Dealing with the aftermath of equipment failure can be hectic and frustrating. Not only is there an out-of-service machine you need to take care of, but there's also lost time and productivity to make up.
Equipment breakdown can seem unpredictable at times, but there are steps that machine operators and facility managers can take to reduce the risk of an unexpected failure. Here are three common and preventable machine breakdown causes and how to prevent them:
1. Overworking a machine
Every piece of equipment in your facility is an investment, and it's natural to want to get the most out of each one. Failing to take note of and adhere to a machine's maximum performance level can put unnecessary stress on machine components and lead to early equipment failure.

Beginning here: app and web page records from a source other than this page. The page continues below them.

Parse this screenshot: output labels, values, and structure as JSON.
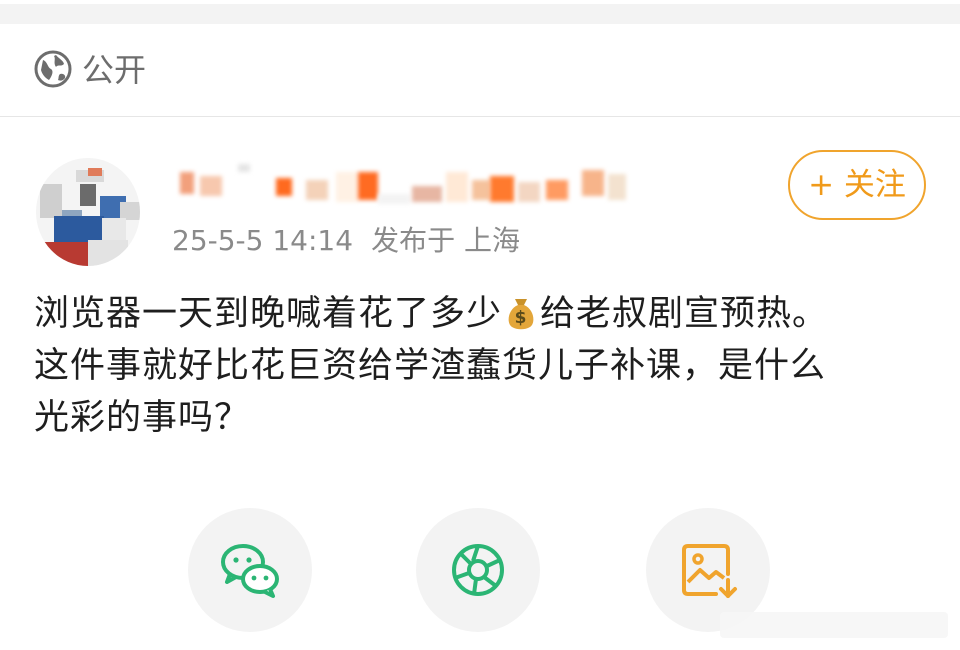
{
  "visibility": {
    "icon": "globe-icon",
    "label": "公开"
  },
  "author": {
    "name": "",
    "avatar": "avatar-image"
  },
  "post_meta": {
    "time": "25-5-5 14:14",
    "posted_label": "发布于 上海"
  },
  "follow_button": {
    "label": "+ 关注"
  },
  "post": {
    "line1_before_emoji": "浏览器一天到晚喊着花了多少",
    "emoji": "money-bag-emoji",
    "line1_after_emoji": "给老叔剧宣预热。",
    "line2": "这件事就好比花巨资给学渣蠢货儿子补课，是什么",
    "line3": "光彩的事吗？"
  },
  "share": [
    {
      "icon": "wechat-icon",
      "color": "#2bb574"
    },
    {
      "icon": "moments-icon",
      "color": "#2bb574"
    },
    {
      "icon": "save-image-icon",
      "color": "#f0a42d"
    }
  ],
  "colors": {
    "accent": "#f0a42d",
    "meta_gray": "#8a8a8a",
    "share_green": "#2bb574"
  }
}
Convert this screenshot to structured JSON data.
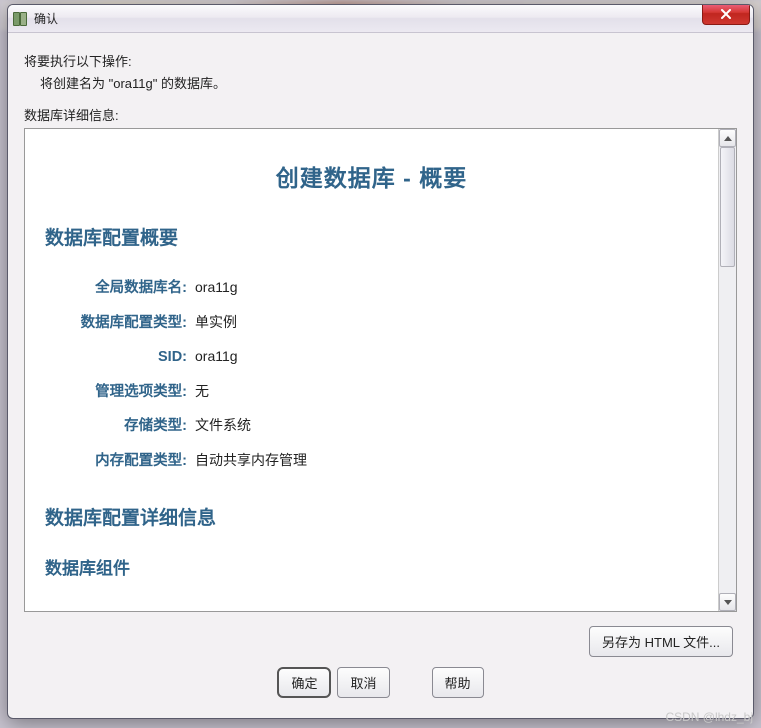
{
  "window": {
    "title": "确认"
  },
  "intro": {
    "line1": "将要执行以下操作:",
    "line2": "将创建名为 \"ora11g\" 的数据库。",
    "detail_label": "数据库详细信息:"
  },
  "summary": {
    "title": "创建数据库 - 概要",
    "config_heading": "数据库配置概要",
    "rows": [
      {
        "key": "全局数据库名:",
        "val": "ora11g"
      },
      {
        "key": "数据库配置类型:",
        "val": "单实例"
      },
      {
        "key": "SID:",
        "val": "ora11g"
      },
      {
        "key": "管理选项类型:",
        "val": "无"
      },
      {
        "key": "存储类型:",
        "val": "文件系统"
      },
      {
        "key": "内存配置类型:",
        "val": "自动共享内存管理"
      }
    ],
    "detail_heading": "数据库配置详细信息",
    "components_heading": "数据库组件"
  },
  "buttons": {
    "save_html": "另存为 HTML 文件...",
    "ok": "确定",
    "cancel": "取消",
    "help": "帮助"
  },
  "watermark": "CSDN @lhdz_bj"
}
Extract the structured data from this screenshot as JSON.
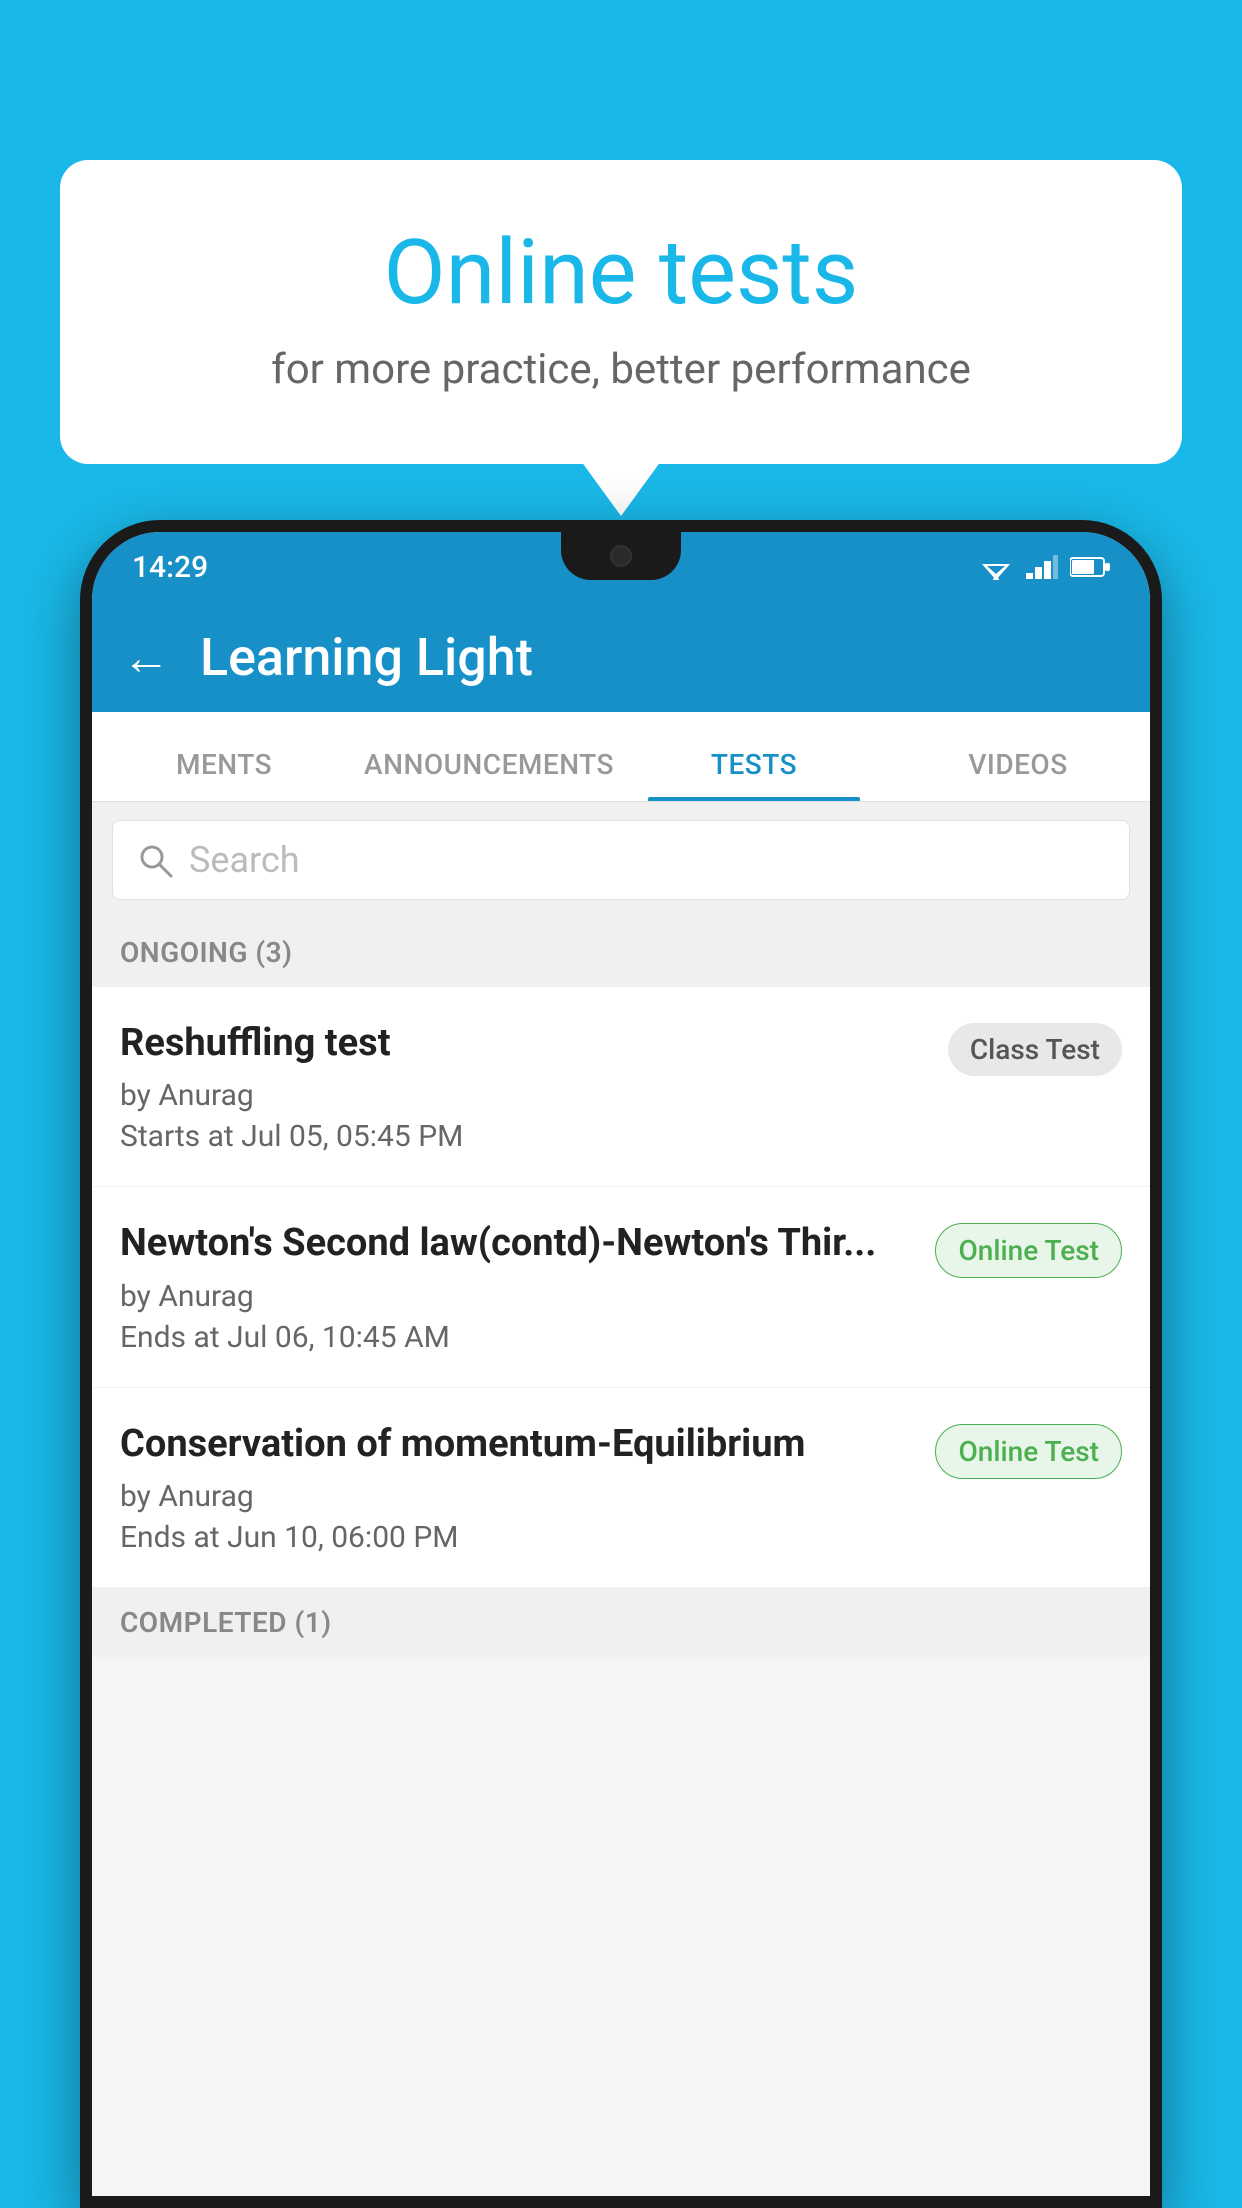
{
  "background_color": "#1ab8e8",
  "bubble": {
    "title": "Online tests",
    "subtitle": "for more practice, better performance"
  },
  "status_bar": {
    "time": "14:29",
    "icons": [
      "wifi",
      "signal",
      "battery"
    ]
  },
  "app_bar": {
    "back_label": "←",
    "title": "Learning Light"
  },
  "tabs": [
    {
      "label": "MENTS",
      "active": false
    },
    {
      "label": "ANNOUNCEMENTS",
      "active": false
    },
    {
      "label": "TESTS",
      "active": true
    },
    {
      "label": "VIDEOS",
      "active": false
    }
  ],
  "search": {
    "placeholder": "Search"
  },
  "sections": [
    {
      "header": "ONGOING (3)",
      "tests": [
        {
          "name": "Reshuffling test",
          "author": "by Anurag",
          "time": "Starts at  Jul 05, 05:45 PM",
          "badge": "Class Test",
          "badge_type": "class"
        },
        {
          "name": "Newton's Second law(contd)-Newton's Thir...",
          "author": "by Anurag",
          "time": "Ends at  Jul 06, 10:45 AM",
          "badge": "Online Test",
          "badge_type": "online"
        },
        {
          "name": "Conservation of momentum-Equilibrium",
          "author": "by Anurag",
          "time": "Ends at  Jun 10, 06:00 PM",
          "badge": "Online Test",
          "badge_type": "online"
        }
      ]
    }
  ],
  "completed_section": {
    "header": "COMPLETED (1)"
  }
}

For every asset in your facility, take the time to find maximum capacity levels and ensure every operator who utilizes those pieces of equipment understands that information. Keep in mind, it's not always best or even necessary to run equipment at its maximum potential. Dialing back usage so it's not running at full capacity may benefit certain pieces of equipment.
2. Contaminated oil or not enough lubrication
Proper lubrication is essential for most machines that include moving parts. Neglecting to oil parts that require lubrication can cause the equipment to underperform or fail altogether. As much as 70 percent of machine bearing failures occur because of ineffective lubrication or a lack of lubrication altogether, Plant Services reported.
Even if machinery is oiled frequently and on time, there's still a chance that equipment failure can be traced back to the lubrication. Clean oil is crucial to keep equipment operating efficiently. In fact, according to Equipment World, between 60 and 70 percent of oil-wetted component failures are caused by contaminated oil.
Oil contamination can take many forms, including dirt, dust, moisture, coolant or other fluids used in the machine. Even microscopic silt particles can damage an equipment component. In some cases, wear rates can be higher with smaller particles than larger ones.
Water is another dangerous contaminant. Water does not work as lubrication, and it doesn't mix well with oil. When the water is blended into the oil, referred to as emulsified water, film strength is reduced. It can cause pressure changes that can damage pumps, lines and other components.
3. Poor or infrequent maintenance
Each piece of equipment in your facility requires unique and specific maintenance tasks on a regular basis. Skipping inspections or neglecting to tend to a machine's components can cause parts to wear out faster. It can also prevent you from noticing an emerging problem.
There are different levels of maintenance that should be conducted for every piece of equipment. First, many items need a daily inspection; forklifts fall into this category. At the beginning of every shift, operators review the lift truck they'll use and identify any issues. These inspections should be done regardless of when the truck was last used.
Then there are basic upkeep procedures that keep equipment running smoothly and operating as expected, like lubricating certain parts or tightening others. Replacing worn out components is also important. A belt that's beginning to fray is at increased risk of an all-out tear. A cracked or warped seal or ring may completely break with extended use.
Though doing the necessary maintenance tasks, both large and small, is highly important to the continued use of the equipment, it is sometimes difficult to set aside time for these tasks. Additionally, when similar maintenance schedules need to be implemented across multiple locations within a single business, it can be hard to achieve uniformity.
Working with a nationwide maintenance provider that offers centralized services can help keep all your facilities up to date on inspections, repairs and planned maintenance. Reach out to Miner to learn how planned maintenance can help improve productivity in your workplace.